DAKAR (AlertNet) - Thousands of people uprooted by violence are trapped in Ivory Coast without access to humanitarian assistance after forces loyal to presidential claimant Alassane Ouattara launched a major military offensive, the International Organization for Migration (IOM) said in a statement on Tuesday.
In the western town of Duekoue, about 400km northwest of the main city Abidjan, fighting between forces supporting incumbent president Laurent Gbagbo and pro-Ouattara fighters has uprooted about 20,000 Ivoirians and West African migrants. The displaced have found refuge in an overcrowded Catholic mission in the town with little or no access to shelter, food, water and health facilities.

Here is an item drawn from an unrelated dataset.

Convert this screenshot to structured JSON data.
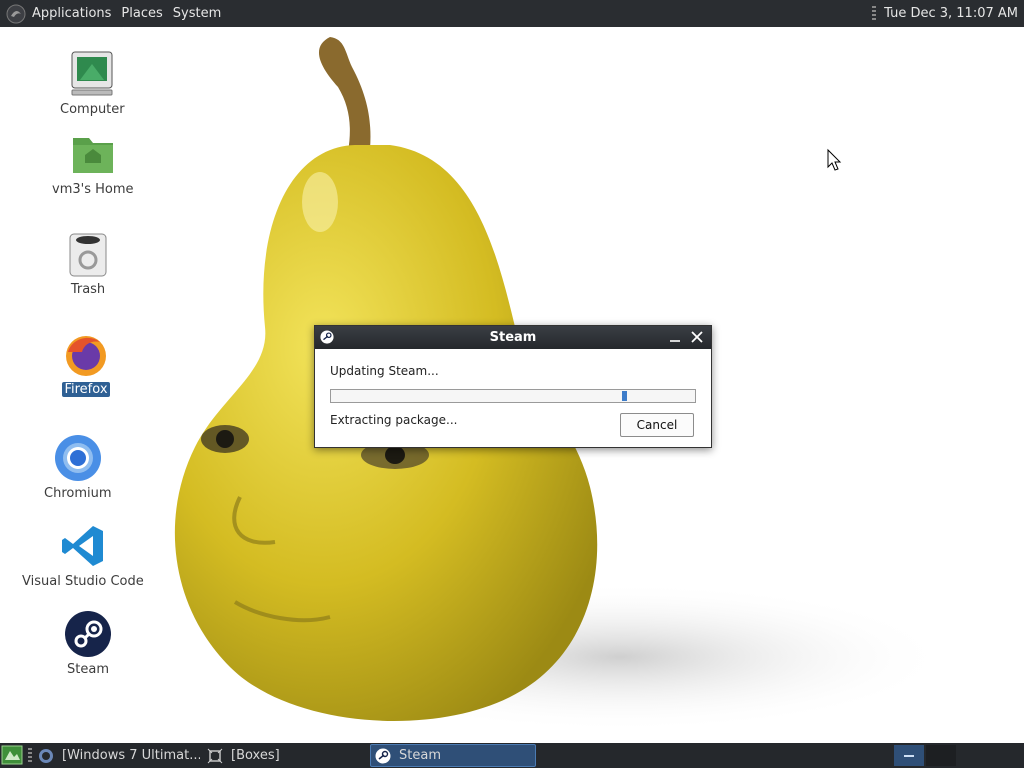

"Conditions at the Catholic mission are fast becoming unbearable," Jacques Seurt, the IOM emergency coordinator in Ivory Coast, said.
"Terrified displaced persons have been streaming in, some with gunshot wounds as they cannot receive emergency treatment from the local hospital. All are seeking protection from the fighting. We call upon belligerents to ensure the mission remains a safe haven for the displaced," Seurt said.
Amnesty International is urging the U.N. peacekeeping force in Ivory Coast (UNOCI) to protect those sheltering in the Catholic mission.
“The UNOCI mandate in Côte d’Ivoire requires the peacekeepers to protect civilians at imminent threat of physical violence. They must act immediately to prevent further bloodshed,” Veronique Aubert, Amnesty International’s deputy director for Africa, said.
“The UNOCI camp is only about 3 km away from Duekoue and we are urging them to use all means necessary to protect civilians against the violence taking place on their own doorstep,” Aubert said.
A violent dispute over last November's presidential election has rekindled the civil war the poll was meant to settle for good, with Gbagbo refusing to cede power to Ouattara who is recognised internationally as the winner.
Heavy fighting has now spread in Abidjan and across much of a north-south ceasefire line.
Up to one million Ivorians have fled fighting in Abidjan alone, according to the U.N. Refugee Agency (UNHCR). Others have been uprooted across the country and about 110,000 have crossed into Liberia to the west.
With pro-Ouattara forces reportedly moving southwards to surround the town of Guiglo, access to thousands of displaced people - Ivoirians, Burkinabes, Malians and Guineans - has become impossible.
Many have been living out in the open for more than a week without food, water or access to health care. Others are sheltering in and around a local church and the town hall.
Violence also continues to grow in Abidjan where 10 civilians were shot down on Monday by security forces loyal to Gbagbo, according to the United Nations.
The insecurity has impeded relief efforts, and U.N. agencies and other aid organisations are targeted by some of the groups involved in the fighting.
"In Abidjan, it is simply impossible to access the beneficiaries," Cyprien Fabre, the West Africa regional head of the European Commission's humanitarian and civil protection arm (ECHO), said.
"Most emergency people have to negotiate on a daily basis for very tiny access and very few NGOs are operating in the worst-hit neighbourhoods, and the U.N. teams cannot go there because they are targeted," Fabre, who is just back from Abidjan, told AlertNet in Dakar.
Aid agencies say there is a growing number of Ivoirians who are fleeing to Ghana from Abidjan. They say they had to sell their belongings to pay for transport to the border, the IOM said.